The UK Government has published guidance (www.gov.uk) on the likely issues which will arise with regard to GIs. If there is no deal, after 29 March 2019, the Government has confirmed that it will set up its own GI schemes which will be WTO TRIPS compliant, broadly mirror the current EU regime and be no more burdensome to producers.
It identifies, among others, the following issues:
A public consultation will be held to include the UK GI logo and appeals process. The protections will be similar to those enjoyed now by UK GI producers, with all 86 UK GIs given new UK GI status automatically. In the unlikely event of a no deal scenario, there are two issues for UK producers of GI products to consider:
- the use of a new UK logo on products marketed in the UK
- the preparation of an application for GI status in the EU, or other steps that producers may wish to take in order to protect product integrity – for example, applying for trade mark protection.
On this second point the guidance anticipates that all current UK GIs will continue to be protected by the EU’s GI schemes. If that does not occur producers might consider protecting their products by applying for EU collective marks or EU certification marks.
A further point is that the UK would no longer be required to recognise EU GI status. EU producers would be able to apply for UK GI status. The UK Government will be publishing guidance on the UK GI schemes in early 2019. This particular point has been highlighted by the EU negotiators as being very important and requires a clear resolution before a final deal is reached. We assume there is a concern, for example, that without a deal, in theory, ‘British Champagne’ may be a possibility.
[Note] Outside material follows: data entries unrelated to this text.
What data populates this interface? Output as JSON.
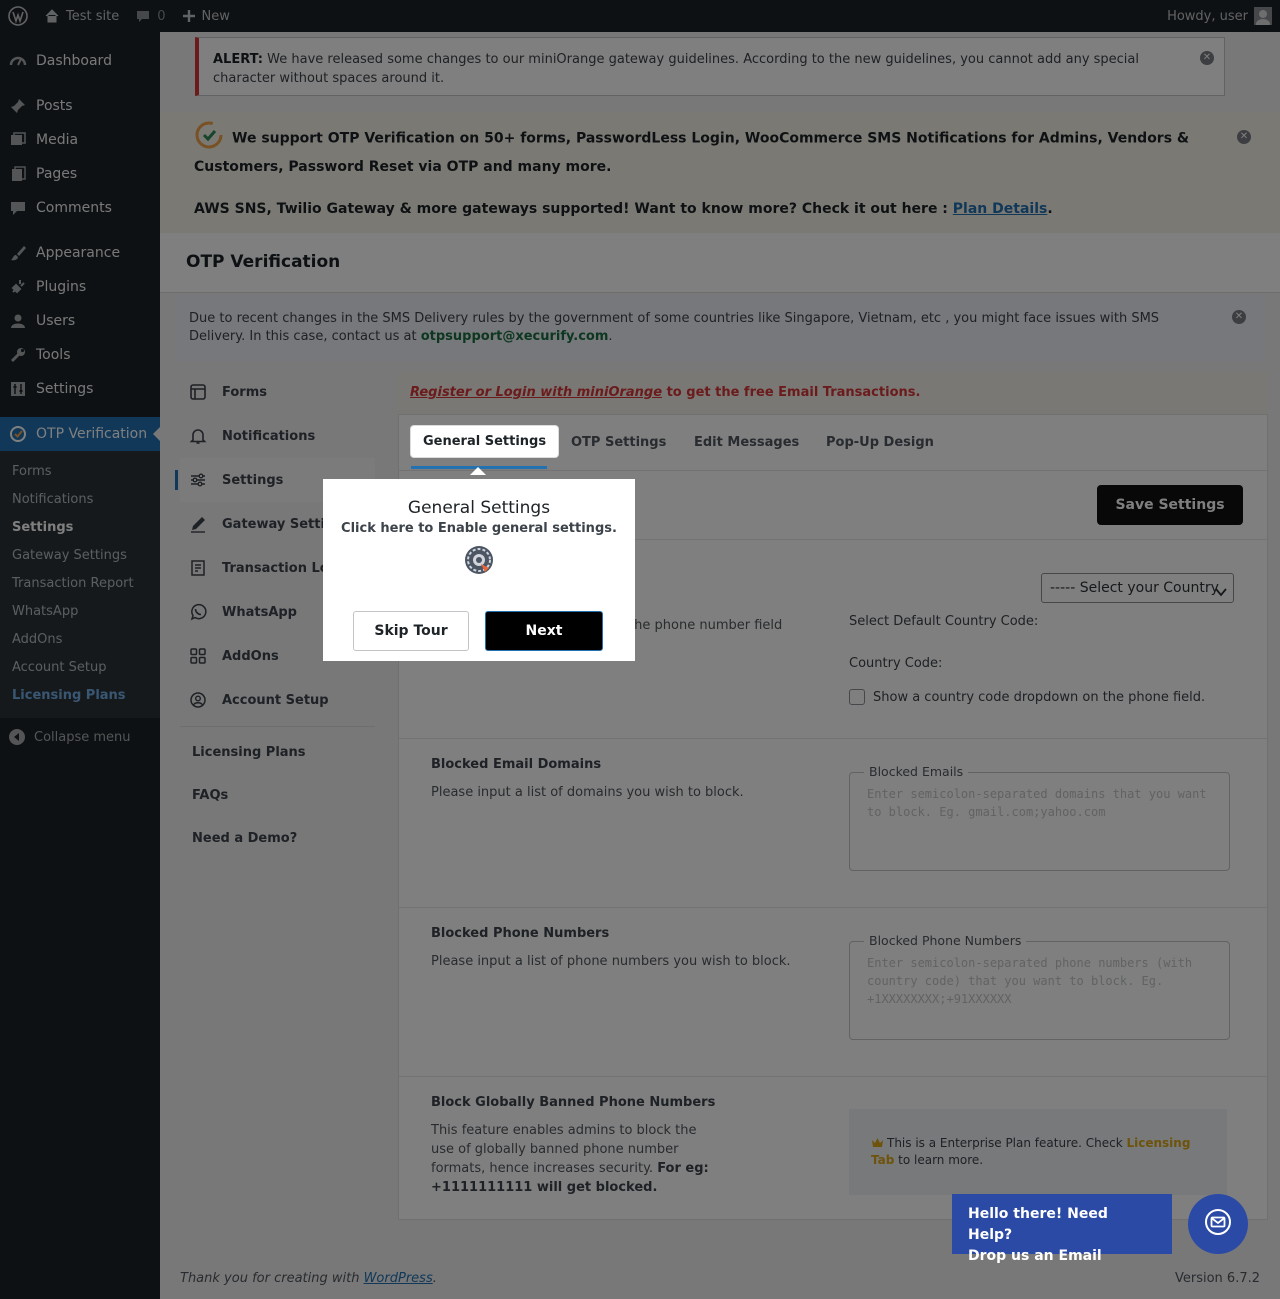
{
  "adminbar": {
    "site_name": "Test site",
    "comments_count": "0",
    "new_label": "New",
    "howdy": "Howdy, user"
  },
  "sidebar": {
    "items": [
      {
        "label": "Dashboard",
        "icon": "dashboard-icon"
      },
      {
        "label": "Posts",
        "icon": "pin-icon"
      },
      {
        "label": "Media",
        "icon": "media-icon"
      },
      {
        "label": "Pages",
        "icon": "pages-icon"
      },
      {
        "label": "Comments",
        "icon": "comment-icon"
      },
      {
        "label": "Appearance",
        "icon": "brush-icon"
      },
      {
        "label": "Plugins",
        "icon": "plug-icon"
      },
      {
        "label": "Users",
        "icon": "user-icon"
      },
      {
        "label": "Tools",
        "icon": "wrench-icon"
      },
      {
        "label": "Settings",
        "icon": "settings-icon"
      },
      {
        "label": "OTP Verification",
        "icon": "otp-logo-icon"
      }
    ],
    "submenu": [
      "Forms",
      "Notifications",
      "Settings",
      "Gateway Settings",
      "Transaction Report",
      "WhatsApp",
      "AddOns",
      "Account Setup",
      "Licensing Plans"
    ],
    "collapse": "Collapse menu"
  },
  "alert": {
    "strong": "ALERT:",
    "text": " We have released some changes to our miniOrange gateway guidelines. According to the new guidelines, you cannot add any special character without spaces around it."
  },
  "promo": {
    "line1": "We support OTP Verification on 50+ forms, PasswordLess Login, WooCommerce SMS Notifications for Admins, Vendors & Customers, Password Reset via OTP and many more.",
    "line2": "AWS SNS, Twilio Gateway & more gateways supported! Want to know more? Check it out here : ",
    "link": "Plan Details",
    "period": "."
  },
  "page_title": "OTP Verification",
  "delivery_note": {
    "text": "Due to recent changes in the SMS Delivery rules by the government of some countries like Singapore, Vietnam, etc , you might face issues with SMS Delivery. In this case, contact us at ",
    "email": "otpsupport@xecurify.com",
    "end": "."
  },
  "plugin_nav": {
    "items": [
      {
        "label": "Forms",
        "icon": "forms-icon"
      },
      {
        "label": "Notifications",
        "icon": "bell-icon"
      },
      {
        "label": "Settings",
        "icon": "sliders-icon"
      },
      {
        "label": "Gateway Settings",
        "icon": "pen-icon"
      },
      {
        "label": "Transaction Logs",
        "icon": "receipt-icon"
      },
      {
        "label": "WhatsApp",
        "icon": "whatsapp-icon"
      },
      {
        "label": "AddOns",
        "icon": "grid-icon"
      },
      {
        "label": "Account Setup",
        "icon": "account-icon"
      }
    ],
    "links": [
      "Licensing Plans",
      "FAQs",
      "Need a Demo?"
    ]
  },
  "register": {
    "link": "Register or Login with miniOrange",
    "rest": " to get the free Email Transactions."
  },
  "tabs": [
    "General Settings",
    "OTP Settings",
    "Edit Messages",
    "Pop-Up Design"
  ],
  "save_button": "Save Settings",
  "country": {
    "partial_desc": "o the phone number field",
    "default_label": "Select Default Country Code:",
    "select_value": "----- Select your Country",
    "code_label": "Country Code:",
    "checkbox_label": "Show a country code dropdown on the phone field."
  },
  "blocked_email": {
    "title": "Blocked Email Domains",
    "desc": "Please input a list of domains you wish to block.",
    "legend": "Blocked Emails",
    "placeholder": "Enter semicolon-separated domains that you want to block. Eg. gmail.com;yahoo.com"
  },
  "blocked_phone": {
    "title": "Blocked Phone Numbers",
    "desc": "Please input a list of phone numbers you wish to block.",
    "legend": "Blocked Phone Numbers",
    "placeholder": "Enter semicolon-separated phone numbers (with country code) that you want to block. Eg. +1XXXXXXXX;+91XXXXXX"
  },
  "global_ban": {
    "title": "Block Globally Banned Phone Numbers",
    "desc": "This feature enables admins to block the use of globally banned phone number formats, hence increases security. ",
    "desc_bold": "For eg: +1111111111 will get blocked.",
    "enterprise_text": "This is a Enterprise Plan feature. Check ",
    "enterprise_link": "Licensing Tab",
    "enterprise_end": " to learn more."
  },
  "tour": {
    "title": "General Settings",
    "subtitle": "Click here to Enable general settings.",
    "skip": "Skip Tour",
    "next": "Next"
  },
  "help": {
    "line1": "Hello there! Need Help?",
    "line2": "Drop us an Email"
  },
  "footer": {
    "thanks": "Thank you for creating with ",
    "wp_link": "WordPress",
    "end": ".",
    "version": "Version 6.7.2"
  },
  "colors": {
    "sidebar_bg": "#1d2327",
    "accent": "#2271b1",
    "alert_red": "#d63638",
    "help_blue": "#2b4aa5"
  }
}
The guidance advises that “further information on the new UK schemes will be published in the coming months. We aim to give businesses and individuals as much certainty as possible as soon as we can, and to ensure that any new requirements are not unduly burdensome.”